- [Data for this exercise]

Start of Block

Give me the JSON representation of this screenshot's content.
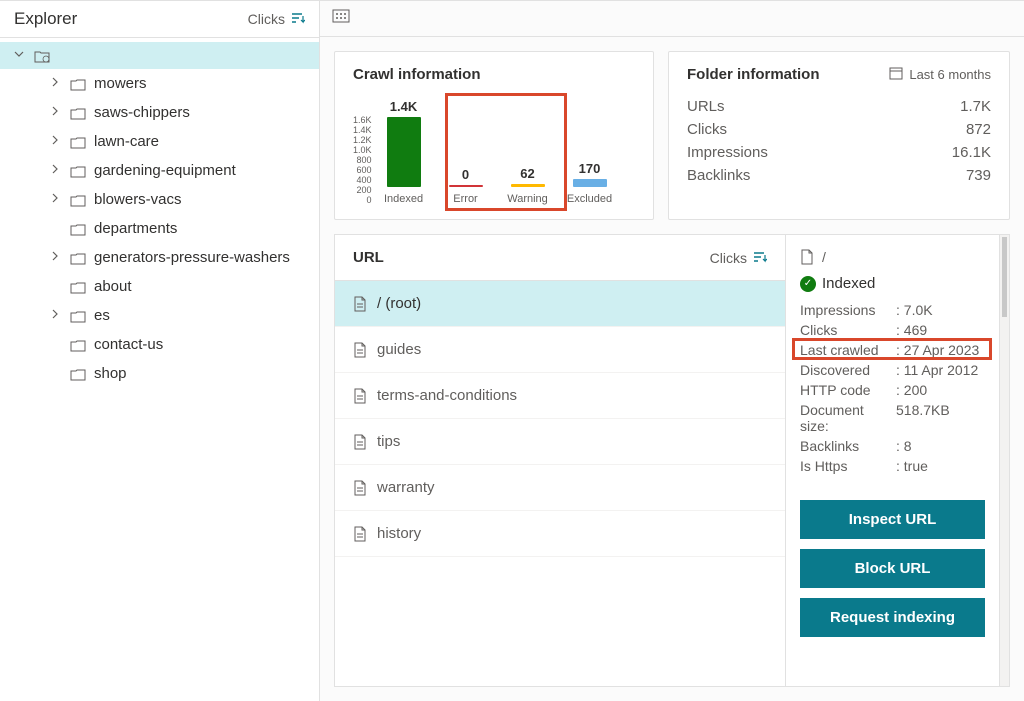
{
  "sidebar": {
    "title": "Explorer",
    "sort_label": "Clicks",
    "items": [
      {
        "label": "mowers",
        "expandable": true
      },
      {
        "label": "saws-chippers",
        "expandable": true
      },
      {
        "label": "lawn-care",
        "expandable": true
      },
      {
        "label": "gardening-equipment",
        "expandable": true
      },
      {
        "label": "blowers-vacs",
        "expandable": true
      },
      {
        "label": "departments",
        "expandable": false
      },
      {
        "label": "generators-pressure-washers",
        "expandable": true
      },
      {
        "label": "about",
        "expandable": false
      },
      {
        "label": "es",
        "expandable": true
      },
      {
        "label": "contact-us",
        "expandable": false
      },
      {
        "label": "shop",
        "expandable": false
      }
    ]
  },
  "crawl_card": {
    "title": "Crawl information"
  },
  "chart_data": {
    "type": "bar",
    "categories": [
      "Indexed",
      "Error",
      "Warning",
      "Excluded"
    ],
    "values": [
      1400,
      0,
      62,
      170
    ],
    "display_values": [
      "1.4K",
      "0",
      "62",
      "170"
    ],
    "colors": [
      "#107c10",
      "#d13438",
      "#ffb900",
      "#69afe5"
    ],
    "y_ticks": [
      "1.6K",
      "1.4K",
      "1.2K",
      "1.0K",
      "800",
      "600",
      "400",
      "200",
      "0"
    ],
    "ymax": 1600,
    "title": "Crawl information"
  },
  "folder_card": {
    "title": "Folder information",
    "timeframe": "Last 6 months",
    "stats": [
      {
        "label": "URLs",
        "value": "1.7K"
      },
      {
        "label": "Clicks",
        "value": "872"
      },
      {
        "label": "Impressions",
        "value": "16.1K"
      },
      {
        "label": "Backlinks",
        "value": "739"
      }
    ]
  },
  "url_panel": {
    "header": "URL",
    "sort_label": "Clicks",
    "items": [
      {
        "label": "/ (root)",
        "selected": true
      },
      {
        "label": "guides",
        "selected": false
      },
      {
        "label": "terms-and-conditions",
        "selected": false
      },
      {
        "label": "tips",
        "selected": false
      },
      {
        "label": "warranty",
        "selected": false
      },
      {
        "label": "history",
        "selected": false
      }
    ]
  },
  "detail": {
    "path": "/",
    "status": "Indexed",
    "rows": [
      {
        "key": "Impressions",
        "value": "7.0K"
      },
      {
        "key": "Clicks",
        "value": "469"
      },
      {
        "key": "Last crawled",
        "value": "27 Apr 2023",
        "highlighted": true
      },
      {
        "key": "Discovered",
        "value": "11 Apr 2012"
      },
      {
        "key": "HTTP code",
        "value": "200"
      },
      {
        "key": "Document size",
        "value": "518.7KB",
        "nosep": true
      },
      {
        "key": "Backlinks",
        "value": "8"
      },
      {
        "key": "Is Https",
        "value": "true"
      }
    ],
    "actions": [
      "Inspect URL",
      "Block URL",
      "Request indexing"
    ]
  }
}
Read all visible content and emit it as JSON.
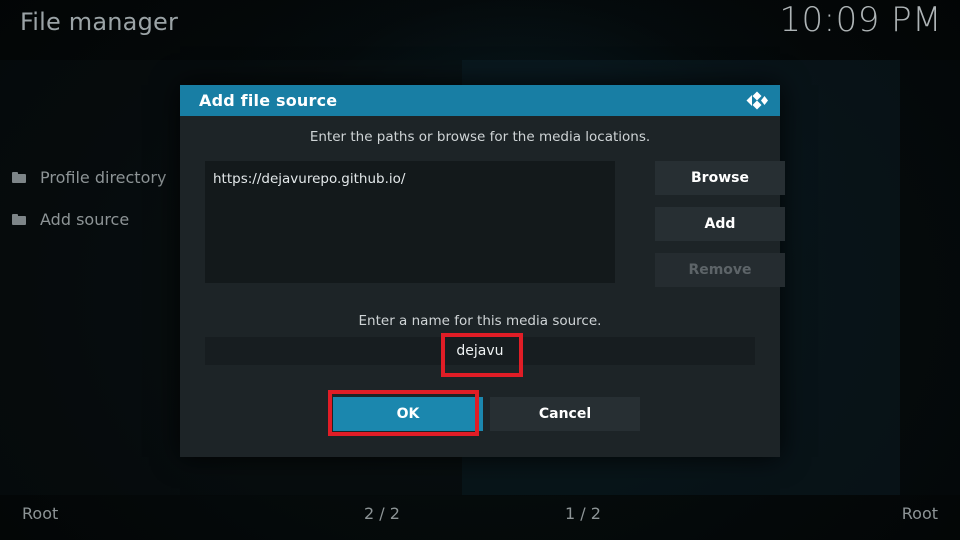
{
  "app": {
    "title": "File manager",
    "clock": "10:09 PM"
  },
  "sidebar": {
    "items": [
      {
        "label": "Profile directory",
        "icon": "folder-icon"
      },
      {
        "label": "Add source",
        "icon": "folder-icon"
      }
    ]
  },
  "statusbar": {
    "left_root": "Root",
    "left_count": "2 / 2",
    "right_count": "1 / 2",
    "right_root": "Root"
  },
  "dialog": {
    "title": "Add file source",
    "logo_icon": "kodi-logo-icon",
    "subtitle": "Enter the paths or browse for the media locations.",
    "paths": [
      "https://dejavurepo.github.io/"
    ],
    "buttons": {
      "browse": "Browse",
      "add": "Add",
      "remove": "Remove"
    },
    "name_label": "Enter a name for this media source.",
    "name_value": "dejavu",
    "actions": {
      "ok": "OK",
      "cancel": "Cancel"
    }
  },
  "colors": {
    "accent_teal": "#187ea4",
    "ok_button": "#1b87ae",
    "dialog_bg": "#1d2427",
    "highlight_red": "#e11d26",
    "text_primary": "#ffffff",
    "text_muted": "#8d9496",
    "text_disabled": "#5d6468"
  }
}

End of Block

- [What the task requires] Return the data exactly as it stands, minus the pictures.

- [Answer for this exercise]
Give me the JSON representation of this screenshot's content.
{
  "sidebar": {
    "title": "Explorer",
    "sort_label": "Clicks",
    "items": [
      {
        "label": "mowers",
        "expandable": true
      },
      {
        "label": "saws-chippers",
        "expandable": true
      },
      {
        "label": "lawn-care",
        "expandable": true
      },
      {
        "label": "gardening-equipment",
        "expandable": true
      },
      {
        "label": "blowers-vacs",
        "expandable": true
      },
      {
        "label": "departments",
        "expandable": false
      },
      {
        "label": "generators-pressure-washers",
        "expandable": true
      },
      {
        "label": "about",
        "expandable": false
      },
      {
        "label": "es",
        "expandable": true
      },
      {
        "label": "contact-us",
        "expandable": false
      },
      {
        "label": "shop",
        "expandable": false
      }
    ]
  },
  "crawl_card": {
    "title": "Crawl information"
  },
  "chart_data": {
    "type": "bar",
    "categories": [
      "Indexed",
      "Error",
      "Warning",
      "Excluded"
    ],
    "values": [
      1400,
      0,
      62,
      170
    ],
    "display_values": [
      "1.4K",
      "0",
      "62",
      "170"
    ],
    "colors": [
      "#107c10",
      "#d13438",
      "#ffb900",
      "#69afe5"
    ],
    "y_ticks": [
      "1.6K",
      "1.4K",
      "1.2K",
      "1.0K",
      "800",
      "600",
      "400",
      "200",
      "0"
    ],
    "ymax": 1600,
    "title": "Crawl information"
  },
  "folder_card": {
    "title": "Folder information",
    "timeframe": "Last 6 months",
    "stats": [
      {
        "label": "URLs",
        "value": "1.7K"
      },
      {
        "label": "Clicks",
        "value": "872"
      },
      {
        "label": "Impressions",
        "value": "16.1K"
      },
      {
        "label": "Backlinks",
        "value": "739"
      }
    ]
  },
  "url_panel": {
    "header": "URL",
    "sort_label": "Clicks",
    "items": [
      {
        "label": "/ (root)",
        "selected": true
      },
      {
        "label": "guides",
        "selected": false
      },
      {
        "label": "terms-and-conditions",
        "selected": false
      },
      {
        "label": "tips",
        "selected": false
      },
      {
        "label": "warranty",
        "selected": false
      },
      {
        "label": "history",
        "selected": false
      }
    ]
  },
  "detail": {
    "path": "/",
    "status": "Indexed",
    "rows": [
      {
        "key": "Impressions",
        "value": "7.0K"
      },
      {
        "key": "Clicks",
        "value": "469"
      },
      {
        "key": "Last crawled",
        "value": "27 Apr 2023",
        "highlighted": true
      },
      {
        "key": "Discovered",
        "value": "11 Apr 2012"
      },
      {
        "key": "HTTP code",
        "value": "200"
      },
      {
        "key": "Document size",
        "value": "518.7KB",
        "nosep": true
      },
      {
        "key": "Backlinks",
        "value": "8"
      },
      {
        "key": "Is Https",
        "value": "true"
      }
    ],
    "actions": [
      "Inspect URL",
      "Block URL",
      "Request indexing"
    ]
  }
}
Read all visible content and emit it as JSON.
{
  "app": {
    "title": "File manager",
    "clock": "10:09 PM"
  },
  "sidebar": {
    "items": [
      {
        "label": "Profile directory",
        "icon": "folder-icon"
      },
      {
        "label": "Add source",
        "icon": "folder-icon"
      }
    ]
  },
  "statusbar": {
    "left_root": "Root",
    "left_count": "2 / 2",
    "right_count": "1 / 2",
    "right_root": "Root"
  },
  "dialog": {
    "title": "Add file source",
    "logo_icon": "kodi-logo-icon",
    "subtitle": "Enter the paths or browse for the media locations.",
    "paths": [
      "https://dejavurepo.github.io/"
    ],
    "buttons": {
      "browse": "Browse",
      "add": "Add",
      "remove": "Remove"
    },
    "name_label": "Enter a name for this media source.",
    "name_value": "dejavu",
    "actions": {
      "ok": "OK",
      "cancel": "Cancel"
    }
  },
  "colors": {
    "accent_teal": "#187ea4",
    "ok_button": "#1b87ae",
    "dialog_bg": "#1d2427",
    "highlight_red": "#e11d26",
    "text_primary": "#ffffff",
    "text_muted": "#8d9496",
    "text_disabled": "#5d6468"
  }
}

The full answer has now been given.